** Opening DATASET block **

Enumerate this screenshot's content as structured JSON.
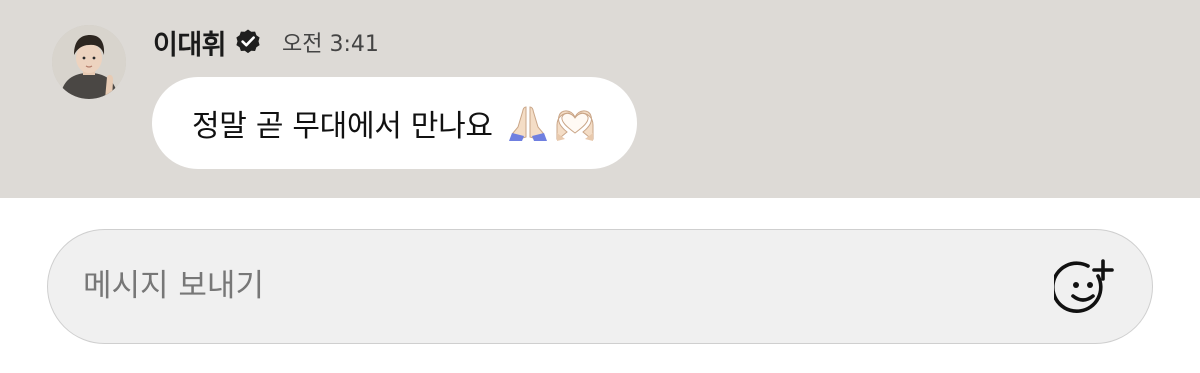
{
  "message": {
    "sender_name": "이대휘",
    "time": "오전 3:41",
    "text": "정말 곧 무대에서 만나요",
    "emojis": [
      "folded-hands-emoji",
      "heart-hands-emoji"
    ]
  },
  "composer": {
    "placeholder": "메시지 보내기",
    "emoji_button_icon": "add-emoji-icon"
  },
  "colors": {
    "chat_background": "#dddad6",
    "bubble": "#ffffff",
    "input_background": "#f0f0f0"
  }
}
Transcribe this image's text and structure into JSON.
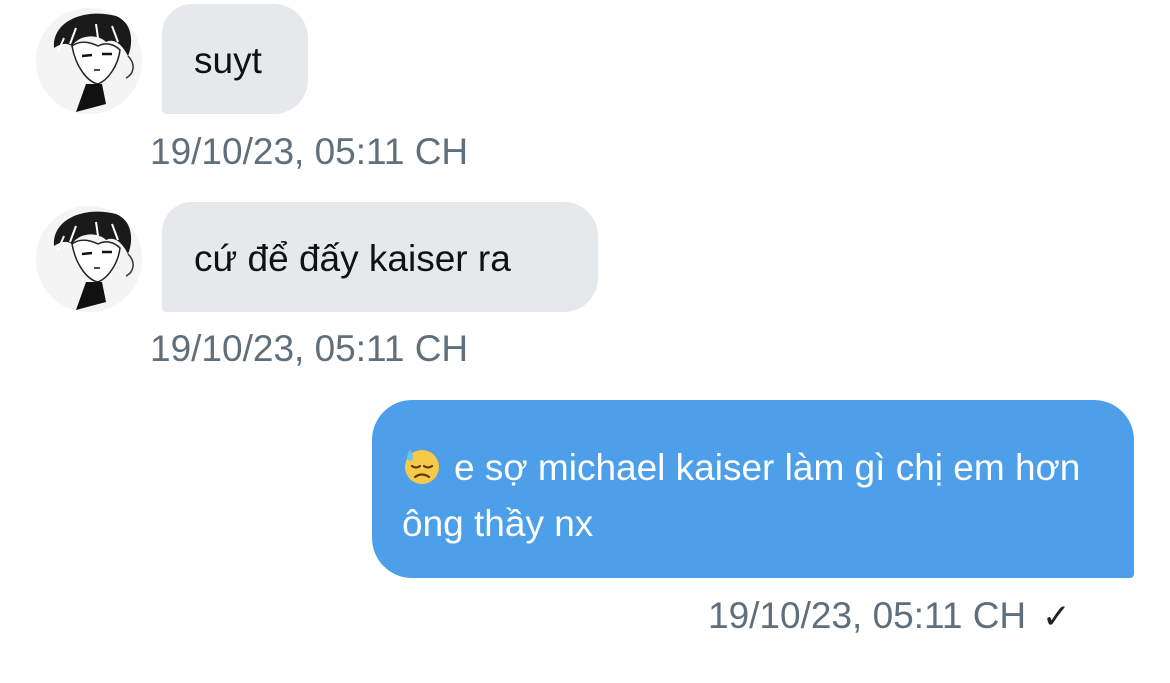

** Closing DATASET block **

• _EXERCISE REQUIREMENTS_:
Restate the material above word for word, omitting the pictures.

• _OUTPUT OF THE TASK_:
Enumerate this screenshot's content as structured JSON.
{
  "message": {
    "sender_name": "이대휘",
    "time": "오전 3:41",
    "text": "정말 곧 무대에서 만나요",
    "emojis": [
      "folded-hands-emoji",
      "heart-hands-emoji"
    ]
  },
  "composer": {
    "placeholder": "메시지 보내기",
    "emoji_button_icon": "add-emoji-icon"
  },
  "colors": {
    "chat_background": "#dddad6",
    "bubble": "#ffffff",
    "input_background": "#f0f0f0"
  }
}
Transcribe this image's text and structure into JSON.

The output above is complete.